D1 Schools: D2 Schools: D3 Schools:
Freshman- 1,000/month Freshman- $500/month Freshman- $250/month
Sophomore- $1,500/month Sophomore- $1,000/month Sophomore- $750/month
Junior- $2,000/month Junior- $1,500/month Junior- $1,250/month
Senior- $2,500 Senior- $2,000/month Senior- $1,750/month
The way that I'd set this payment system up is, the schools a student is attending would put money away in a savings account that the said student would not be able to access until they graduate. I feel that this system would increase the graduation rates significantly because knowing that if you graduate you'll have some money for you when you graduate that you can use to start your life just in case you happen not to make the pros. Only about 3% of all student athletes make it to the pros in all of college sports, which is not a very big number at all. These payments would only take place while the student is in school as well.
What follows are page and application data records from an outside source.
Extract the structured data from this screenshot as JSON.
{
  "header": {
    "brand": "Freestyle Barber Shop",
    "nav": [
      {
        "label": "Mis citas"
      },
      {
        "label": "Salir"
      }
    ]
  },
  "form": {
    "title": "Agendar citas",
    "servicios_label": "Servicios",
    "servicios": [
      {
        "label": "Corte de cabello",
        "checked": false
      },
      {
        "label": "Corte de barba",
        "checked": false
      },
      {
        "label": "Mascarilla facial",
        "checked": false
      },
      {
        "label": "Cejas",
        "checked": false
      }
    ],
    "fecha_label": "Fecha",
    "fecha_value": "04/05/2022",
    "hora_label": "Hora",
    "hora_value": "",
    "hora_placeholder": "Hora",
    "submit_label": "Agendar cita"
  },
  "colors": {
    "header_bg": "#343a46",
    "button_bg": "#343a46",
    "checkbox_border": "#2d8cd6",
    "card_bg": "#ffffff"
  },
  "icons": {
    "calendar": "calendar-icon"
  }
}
In conclusion, college athletes should be paid because collegiate student-athletes bring in a large sum of money for their school and college athletes sacrifice more than you'd expect to play the sport they love. After being given all of these facts such as: the amount of money colleges actually make, the time these athletes put in to entertain all of us around the world, and the strict rules and regulations the NCAA has on the athletes that play to make their pockets deeper, it's obvious that college athletes should be paid for playing college sports.